Nell was quietly upset when she learned this, hoping that he’d eventually be forced to adapt to Earth ways. She loved him, of course, but she thought that things would be better for both of them if he didn’t wear that darned suit. It made going out to visit friends awkward. Plus, the smell took some getting used to. The ammonia-like smell was a byproduct of the impervious material. It was unnoticeable on Marenia, but on Earth it alerted others that there was a foreigner around even before they saw him. It made some people not want to deal with Marenians at all, saying that they smelled like used gym socks.
Nell and Elowyn mostly kept to themselves at home when she wasn’t working. He didn’t have to work – none of the stranded pilots did. They didn’t need food, and they weren’t interested in owning anything. If they couldn’t carry it, they didn’t need it – this philosophy was part and parcel of being a Marenian. It was how they had finally adapted to a planet with too many people and not enough land. They didn’t even need to live in homes anymore, having selectively bred themselves over twenty-three generations to be unaffected by temperature changes or ultraviolet rays. Some did live in homes on Marenia out of habit or convenience, and most pilots on Earth did as well, but it wasn’t uncommon to see one hanging out with homeless people under overpasses or near street corners. They were comfortable wherever they happened to be.

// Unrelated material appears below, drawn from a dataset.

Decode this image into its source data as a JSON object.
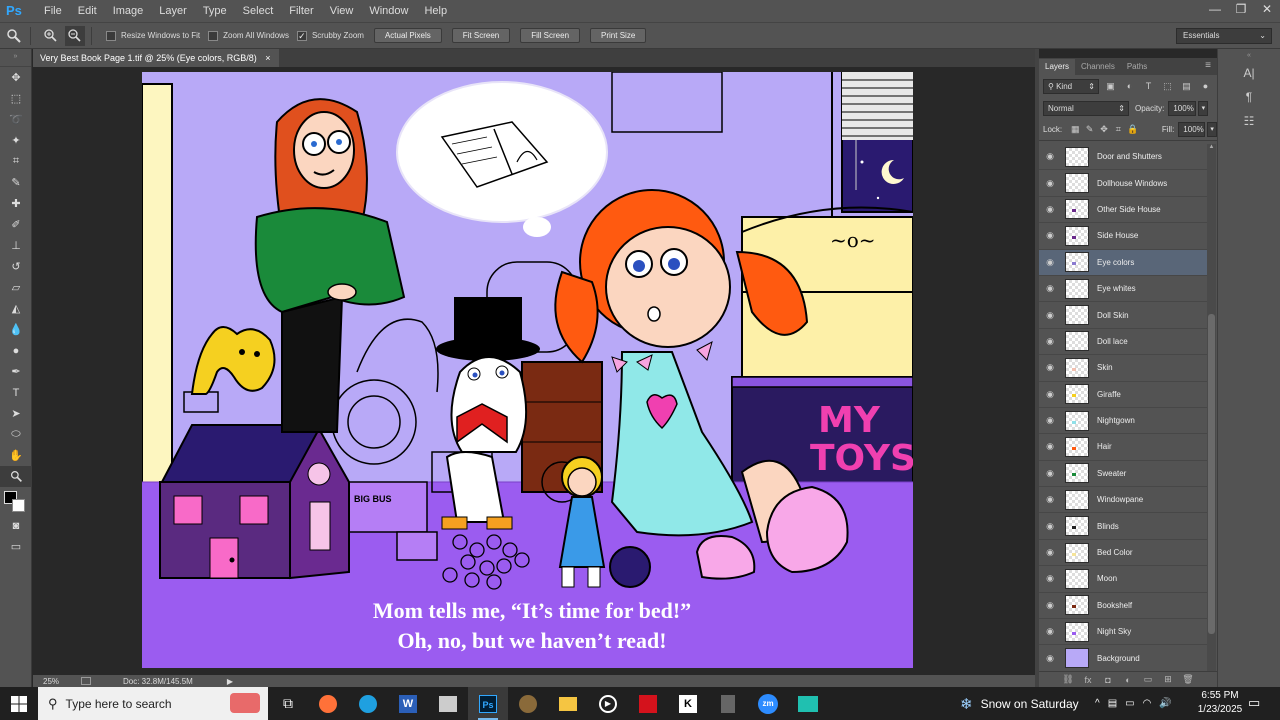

The Marenians got along with the homeless population uncommonly well. They had in common their philosophy of “less is more”, albeit perhaps unwillingly for some of the homeless. Soon the Marenians and homeless had developed a spiritual system – not a religion – about this, encouraging others to get rid of their addiction to things. They explained that there was a reason that the Earth language used the word “possession” to refer to things as well as being taken over by demons.
It had to be a spiritual system because a religion would require stuff – books or buildings, for instance, and this was totally opposed to their beliefs. Of course, many years later, after the founders had died and no more new Marenians came to Earth, their simple way was converted like all other spiritual paths had been and there were not only cathedrals to “less is more” but also gift shops with plastic trinkets made in China.
Very amusing story. Thank you 🙂👍
You are welcome. I keep finding these pictures that keep needing back stories. So thanks to whoever posed and photographed and posted them originally. It is almost easy after that. I guess it is like making soup – start with good ingredients and it all comes together.